    You subtracted points from K-St. for canceling a series with Va Tech, so why not subtract points from WVU for canceling TWO serieses??? Don't be a Homer, Allan. Give WVU a true grade. An "F" for 2013 and a "D" for long term.

  • Brian

    I don't think it's legitimate to criticize Baylor and Kansas for their weak slate, since they have a long history of being in over their heads in conference. They need some easy wins most years. TCU's slate is what it is, because they had been at or near the top of their conference for a while, before joining the Big 12 and were looking for marquee games to earn more respect in the polls. Oklahoma and Texas are accustomed to doing well in conference games and contending for national championships, so they haven't needed to pad their schedules; quite the contrary, they have needed to make sure their schedules were strong enough to give them a chance to play for those national championships in the years they have won the conference.

    It really isn't hard to figure out the reasoning for most of these schedules.

  • BigDave

    The Blundering Herd are second class? When did they get promoted?

    • Herd 1

      Nothing like criticizing other schools to make yourself look better. What has happened to dignity, class, and respect?

      Best of luck for your upcoming season Marshall University as well as WVU.

  • jlee

    Are you kidding me?! Giving WVU anything over an F- is cheating. W&M and Georgia State could barely beat Morgantown High School. Cheap journalism at its best and ruins the entire article. You had to have been a bonus by Ollie to write this.

  • Greg

    This type of scheduling seems to work well for the mighty SEC. Looks like everyone else is just following suit, right or wrong.

    • WVWho

      Looking at SEC* schedules they play schools like Oregon, Clemson,vatech,florida state, Miami. Looks like all cupcakes to me. The big 12 and big ten refuse to schedule the SEC* which I still don't understand. WVU had a good series with AU and LSU.

      • BigEerFull

        Tenn., Ole Miss, Arkansas, Alabama, LSU and Auburn?

  • CaptainQ
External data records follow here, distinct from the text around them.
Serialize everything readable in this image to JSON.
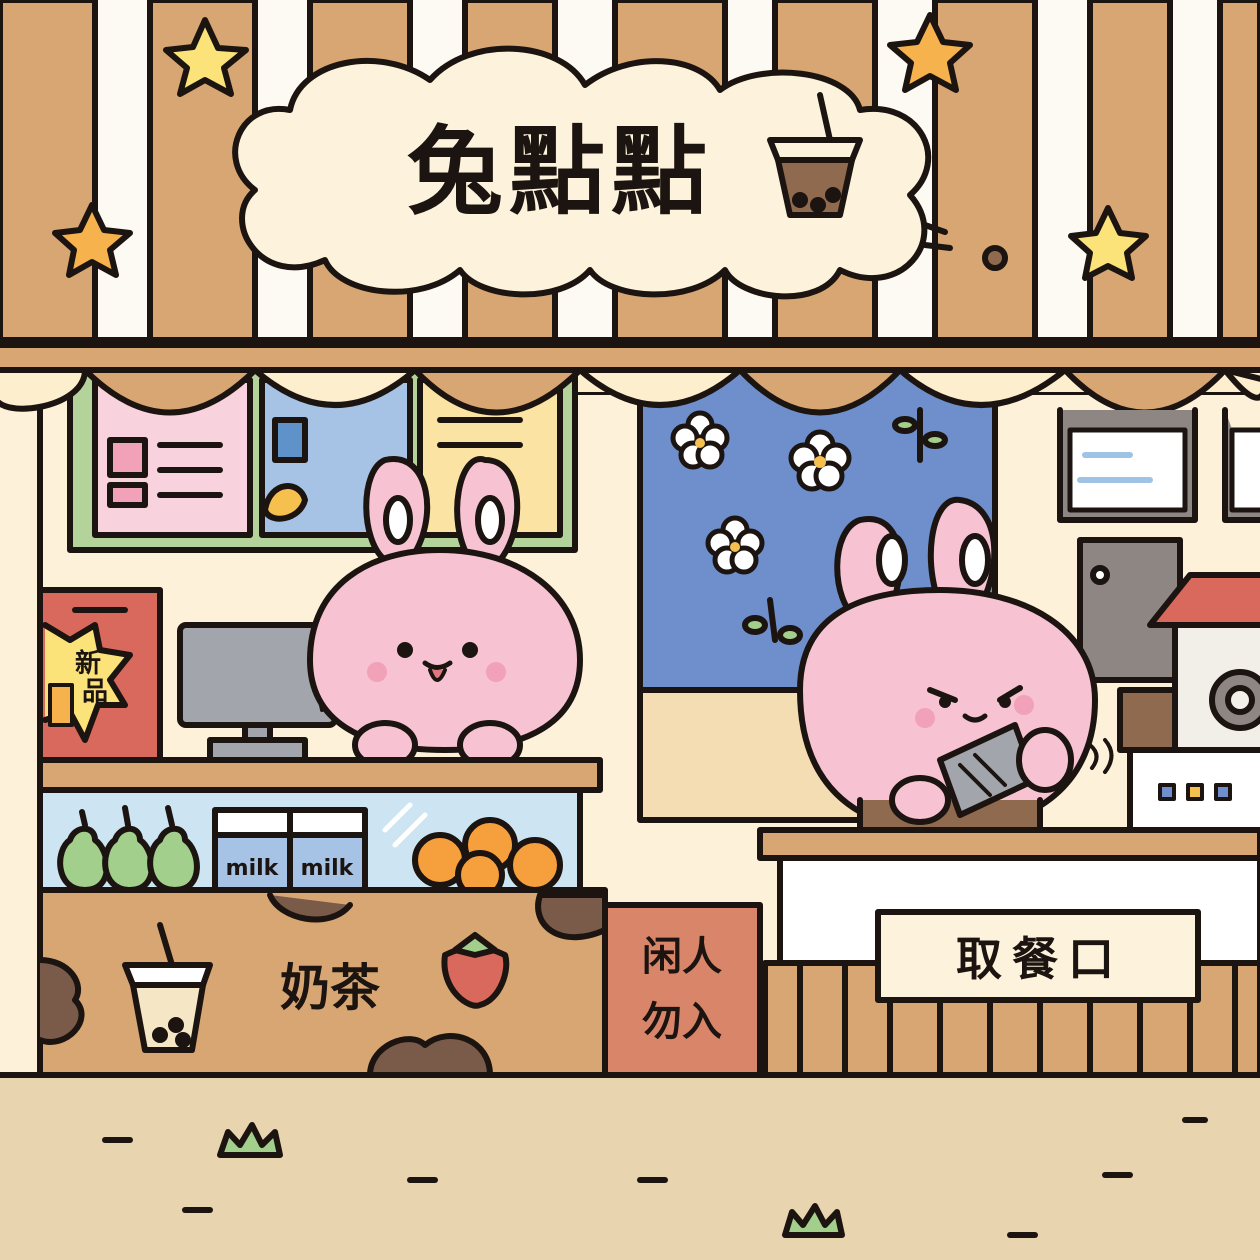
{
  "shop_sign": {
    "name": "兔點點"
  },
  "counter": {
    "label": "奶茶"
  },
  "badge": {
    "text_line1": "新",
    "text_line2": "品"
  },
  "milk_cartons": [
    {
      "label": "milk"
    },
    {
      "label": "milk"
    }
  ],
  "staff_sign": {
    "line1": "闲人",
    "line2": "勿入"
  },
  "pickup_sign": {
    "label": "取餐口"
  },
  "colors": {
    "outline": "#1c1410",
    "wood": "#d7a673",
    "cream": "#fdf1d9",
    "bunny_pink": "#f7c3d3",
    "window_blue": "#6e8fcb",
    "ground": "#e9d4b0"
  }
}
    I think when the new 'four team National Championship Playoff system' goes into full effect, including it's internal 'ranking system' based on strength of schedule, it's going to change the way major college football schedules are created. Winning games against the 'Roast Beef Techs', 'Whatamatta U's' and 'directional schools' will count a lot less in future years. To their credit, at least the Mountaineers are attempting to 'beef up' their future schedules.

  • WV07

    Allan, great article.Thank you for your work.

  • Maxxajay

    I think mr. Luck will do away with the cup-cakes teams and line up big time schools..starting next year it will be the how strong the schedule is from year to year not all just wins likes it is now... Super conference teams will need to play each other to be in the top four to play for the championship ...Happy hunting Mr. Luck